Boy’s Murder Causes Parents to Confront Worst Nightmare
July 14, 2011
© Alloy Photography for Veer
Parents across New York City are reeling this week, following yesterday’s discovery of the dismembered remains of Leiby Kletzky, an 8-year-old boy who went missing on Monday on his short walk home from summer camp. Not only is this an incredibly tragic and heartbreaking story for his family, but it raises tough questions for the rest of us, about what it means to protect our kids, and what kinds of freedoms we should allow them and when.
Little Leiby had reportedly asked his parents repeatedly if he could walk home by himself, and his parents finally acquiesced—only after deciding that his mother would meet him halfway and rehearsing the 7-block walk with him. But, on Monday afternoon, Leiby got took a wrong turn, got lost, and asked a man for directions, ultimately getting into his car with him. That was the last seen of the boy until the police arrived at 35-year-old Levi Aron’s door at 2:40 a.m. Wednesday, where they found part of Leiby’s body in Aron’s freezer and were directed to the rest of his remains in a suitcase thrown in a nearby dumpster.
There is nothing more gut-wrenching than the thought of losing a child—and it feels almost unbearable to contemplate losing one to such random (and in this case, perhaps preventable) violence. Because, really, what it comes down to in this particular case, is that if he hadn’t been alone, this wouldn’t have happened. That is not to say that his parents are in any way to blame for his tragic death—there is no question that Levi Aron is responsible for that. But parents across this city are now asking themselves how—and even if—we can keep our kids safe. I know I am, and I also know I would have made the same decision as Leiby’s parents, wanting to give my son age-appropriate freedom in what has been considered—until now—a very safe neighborhood. Should we accompany them everywhere outside of the home until they hit high school? If so, how will they ever learn independence and confidence?
“There is no magical age at which children become ready to tackle a new challenge, and moms and dads who think otherwise are only deluding themselves. As parents, it's our job to foster independence in our children and to gauge when they're ready for each incremental next step. Some 6-year-olds may be ready to cross the street without an adult; others may be too dreamy to accomplish that task safely for several more years,” writes Bonnie Rochman on Time.com.

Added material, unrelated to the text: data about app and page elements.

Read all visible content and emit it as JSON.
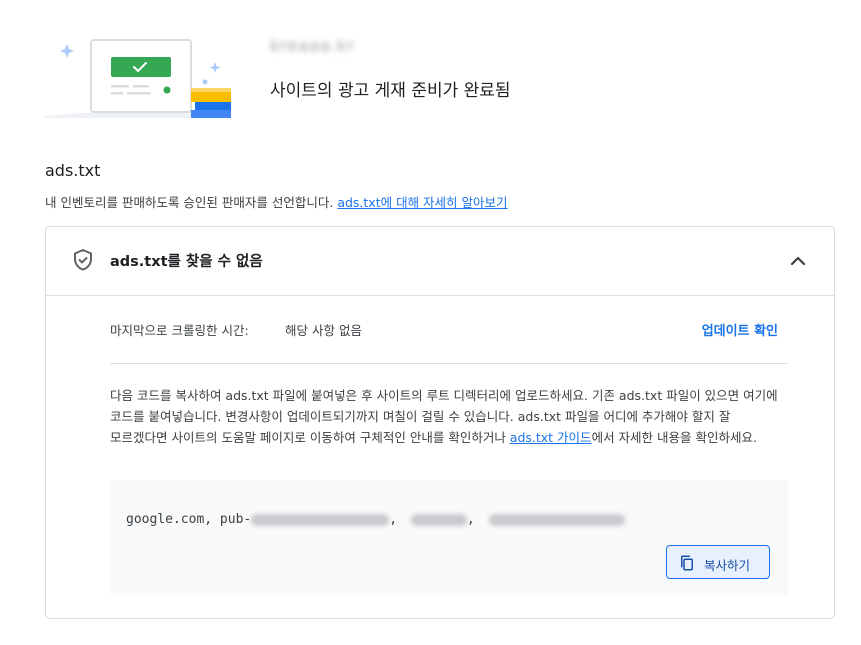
{
  "header": {
    "site_name": "kreaaa.kr",
    "title": "사이트의 광고 게재 준비가 완료됨"
  },
  "section": {
    "title": "ads.txt",
    "description": "내 인벤토리를 판매하도록 승인된 판매자를 선언합니다. ",
    "learn_more_link": "ads.txt에 대해 자세히 알아보기"
  },
  "card": {
    "title": "ads.txt를 찾을 수 없음",
    "last_crawl_label": "마지막으로 크롤링한 시간:",
    "last_crawl_value": "해당 사항 없음",
    "check_update": "업데이트 확인",
    "instructions_before": "다음 코드를 복사하여 ads.txt 파일에 붙여넣은 후 사이트의 루트 디렉터리에 업로드하세요. 기존 ads.txt 파일이 있으면 여기에 코드를 붙여넣습니다. 변경사항이 업데이트되기까지 며칠이 걸릴 수 있습니다. ads.txt 파일을 어디에 추가해야 할지 잘 모르겠다면 사이트의 도움말 페이지로 이동하여 구체적인 안내를 확인하거나 ",
    "guide_link": "ads.txt 가이드",
    "instructions_after": "에서 자세한 내용을 확인하세요.",
    "code_prefix": "google.com, pub-",
    "code_sep1": ",",
    "code_sep2": ",",
    "copy_button": "복사하기"
  },
  "colors": {
    "accent": "#1a73e8",
    "success_green": "#34a853",
    "border": "#dadce0"
  },
  "icons": {
    "shield": "shield-check-icon",
    "chevron": "chevron-up-icon",
    "copy": "copy-icon"
  }
}
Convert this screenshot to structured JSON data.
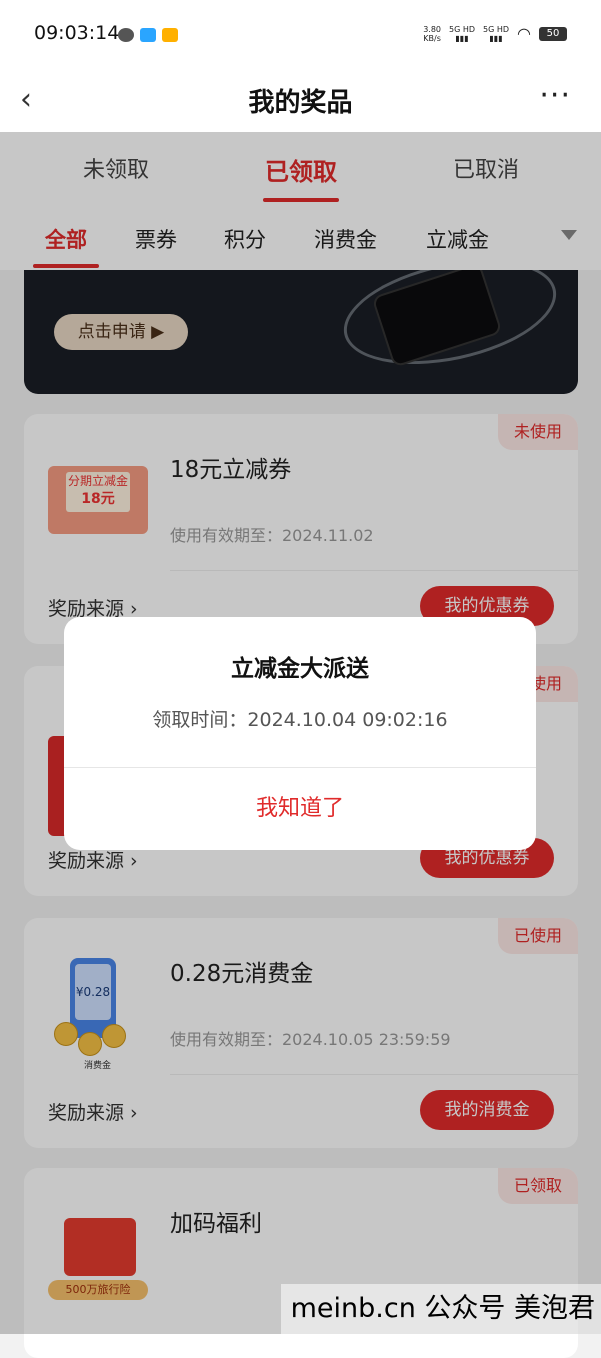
{
  "status": {
    "time": "09:03:14",
    "speed": "3.80",
    "speed_unit": "KB/s",
    "net1": "5G HD",
    "net2": "5G HD",
    "battery": "50"
  },
  "nav": {
    "title": "我的奖品"
  },
  "tabs": [
    "未领取",
    "已领取",
    "已取消"
  ],
  "subtabs": [
    "全部",
    "票券",
    "积分",
    "消费金",
    "立减金"
  ],
  "banner": {
    "button_label": "点击申请"
  },
  "cards": [
    {
      "badge": "未使用",
      "title": "18元立减券",
      "expiry": "使用有效期至：2024.11.02",
      "icon_text_top": "分期立减金",
      "icon_text_amount": "18元",
      "source": "奖励来源",
      "button": "我的优惠券"
    },
    {
      "badge": "使用",
      "source": "奖励来源",
      "button": "我的优惠券"
    },
    {
      "badge": "已使用",
      "title": "0.28元消费金",
      "expiry": "使用有效期至：2024.10.05 23:59:59",
      "icon_amount": "¥0.28",
      "icon_caption": "消费金",
      "source": "奖励来源",
      "button": "我的消费金"
    },
    {
      "badge": "已领取",
      "title": "加码福利",
      "icon_caption": "500万旅行险"
    }
  ],
  "modal": {
    "title": "立减金大派送",
    "text": "领取时间：2024.10.04 09:02:16",
    "button": "我知道了"
  },
  "watermark": "meinb.cn  公众号 美泡君",
  "colors": {
    "accent": "#e02b2b",
    "badge_bg": "#fde8e6"
  }
}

And Lenore Skenazy, author of Free-Range Kids and an NYC mom who allows her 9-year-old son to ride the subway alone, wrote yesterday on her blog, “There are horrible people in the world. There always were, always will be. There were horrible people in the world even when we parents were growing up, and our own parents let us play outside and walk to school and visit our friends on our bikes. Our parents weren’t naive. They knew that we live in a fallen world. They also knew that they had a choice: Keep us locked inside for fear of a tragic, rare worst-case-scenario, or teach us the basics — like never go off with a stranger — and then let us out. They let us out…
“People will blame the parents for letting their son walk even a few blocks on his own. I’ve already read some of those comments. They are like knives. Is it better to have a city — a country, a world — where no child is ever outside again without an adult? Where parents who let their kids walk to the bus stop are treated like pariahs? Where the parks are empty, the playgrounds are empty, bikes sit in the garage and children hunker inside with their terrified moms and dads?”
Has this story rattled you as much as it has the parents in our office? How do you strike a balance between protecting your kids and allowing them the freedom to grow up?